What Are LSI Keywords And How to Find Them

Google’s drive is simple: it’s trying to provide searchers with what it deems the best content that is most relevant to their searches. In order to do that, Google seeks to understand the topic of a page by analyzing its content.

Gone are the days where you optimize for a limited number of keywords in order to rank. Nowadays, Google seeks to understand the content of your page by analyzing clusters of words.

Basically, Google crawls the most popular results and comes up with a number of related words that it thinks should occur in similar posts on that particular topic. These related words and phrases are what are known as LSI Keywords.

LSI Keywords are the related phrases that Google expects to find on your page in addition to the ones you chose to optimize for.

The more of them you have on your page, the better your page becomes in the eyes of Google. It is recommended that you try to incorporate as many of these as you can.

In fact, using related keywords is one of the first steps in outranking your competitors on Google.

When you enter something into the Google search box, it offers suggestions in order to make your search more specific. These suggestions are all LSI Keywords

LSI Keywords Autocomplete

Likewise, you can find a list of LSI Keywords at the bottom of every Google search result page.

LSI Keywords in Related Searches
At the bottom of the page are even more LSI Keywords and using these will benefit your SEO immensely!

Finding LSI Keywords this way obviously yields results. You can type in any keyword and come up with a list of related phrases to include in your content. There seem to be two problems with using Google this way though.

First off, actively having to search for LSI Keywords can be quite the time-consuming activity.

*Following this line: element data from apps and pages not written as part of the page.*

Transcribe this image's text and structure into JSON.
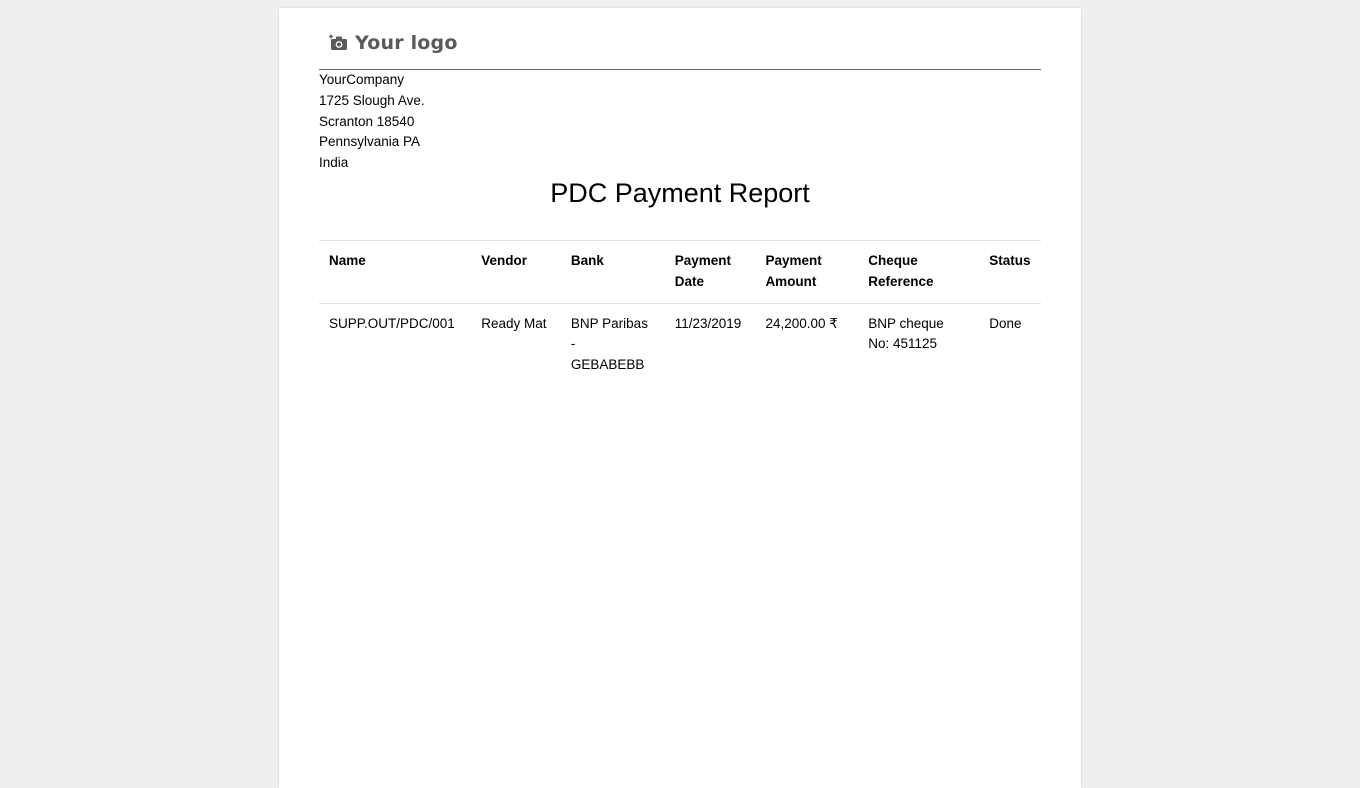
{
  "logo": {
    "text": "Your logo",
    "icon": "camera-icon",
    "color": "#5a5a5a"
  },
  "company": {
    "name": "YourCompany",
    "street": "1725 Slough Ave.",
    "city_zip": "Scranton 18540",
    "state": "Pennsylvania PA",
    "country": "India"
  },
  "report": {
    "title": "PDC Payment Report",
    "columns": {
      "name": "Name",
      "vendor": "Vendor",
      "bank": "Bank",
      "payment_date_1": "Payment",
      "payment_date_2": "Date",
      "payment_amount_1": "Payment",
      "payment_amount_2": "Amount",
      "cheque_ref_1": "Cheque",
      "cheque_ref_2": "Reference",
      "status": "Status"
    },
    "rows": [
      {
        "name": "SUPP.OUT/PDC/001",
        "vendor": "Ready Mat",
        "bank_1": "BNP Paribas",
        "bank_2": "-",
        "bank_3": "GEBABEBB",
        "payment_date": "11/23/2019",
        "payment_amount": "24,200.00 ₹",
        "cheque_ref_1": "BNP cheque",
        "cheque_ref_2": "No: 451125",
        "status": "Done"
      }
    ]
  }
}
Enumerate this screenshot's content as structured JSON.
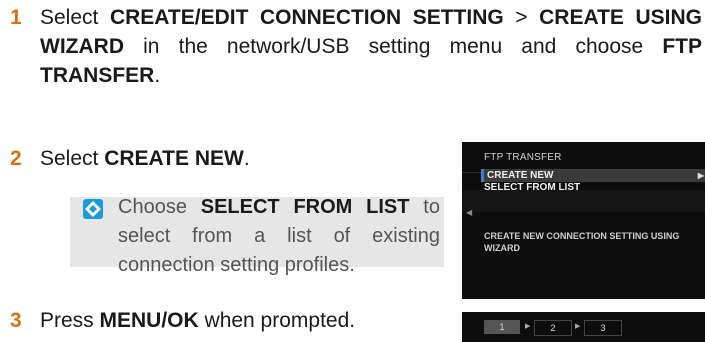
{
  "steps": [
    {
      "num": "1",
      "parts": [
        {
          "t": "Select ",
          "b": false
        },
        {
          "t": "CREATE/EDIT CONNECTION SETTING",
          "b": true
        },
        {
          "t": " > ",
          "b": false
        },
        {
          "t": "CREATE USING WIZARD",
          "b": true
        },
        {
          "t": " in the network/USB setting menu and choose ",
          "b": false
        },
        {
          "t": "FTP TRANSFER",
          "b": true
        },
        {
          "t": ".",
          "b": false
        }
      ]
    },
    {
      "num": "2",
      "parts": [
        {
          "t": "Select ",
          "b": false
        },
        {
          "t": "CREATE NEW",
          "b": true
        },
        {
          "t": ".",
          "b": false
        }
      ]
    },
    {
      "num": "3",
      "parts": [
        {
          "t": "Press ",
          "b": false
        },
        {
          "t": "MENU/OK",
          "b": true
        },
        {
          "t": " when prompted.",
          "b": false
        }
      ]
    }
  ],
  "note": {
    "parts": [
      {
        "t": "Choose ",
        "b": false
      },
      {
        "t": "SELECT FROM LIST",
        "b": true
      },
      {
        "t": " to select from a list of existing connection setting profiles.",
        "b": false
      }
    ]
  },
  "screen1": {
    "title": "FTP TRANSFER",
    "items": [
      "CREATE NEW",
      "SELECT FROM LIST"
    ],
    "description": "CREATE NEW CONNECTION SETTING USING WIZARD"
  },
  "screen2": {
    "steps": [
      "1",
      "2",
      "3"
    ]
  },
  "colors": {
    "step_number": "#d8720e",
    "selection_bar": "#3a7bd5",
    "note_background": "#e6e6e6"
  }
}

As you can see, the related keywords have a tendency to push your content in a particular direction.

Suggested phrases like ‘review’, ‘Keysearch vs SEMrush’ or ‘Ahrefs’ all point a certain way. They would be very helpful if I were to write a Keysearch review or a comparison of Keysearch with its competitors. However, their usefulness is rather limited if I choose to write a different kind of piece.

Furthermore, keeping track of whether you have used all these words can be quite the hassle. Constantly scanning your article for LSI Keywords is a pain, fair and simple.

However, Content Assistant makes this very simple.

Content Assistant As An SEO Tool

Let’s revisit Content Assistant and go back to the main tab. In the bottom-right corner of the screen are the Must Words, or LSI Keywords. As you can see, Keysearch offers a lot more keywords than you would be able to find by using google Autocomplete.

With Content Assistant, keeping track of LSI Keywords becomes a very easy thing to do!

Entering your text in the box on the left allows Keysearch to automatically keep track of which LSI Keywords you have already used. As you can see in the example above, I have typed in three keywords on the left. On the right, every permutation of those keywords has turned blue.

Keysearch For Beginners Final Thoughts

If I could give every new blogger a gift, it would be the gift of learning keyword research. And, 20% off of Keysearch every month, which you can get with the code KSDISC.

As a blogger, you simply cannot be effective without a keyword research tool and Keysearch meets all of your needs while over-delivering for the price.

What keywords will you be targeting first for your business? Go build your bridges.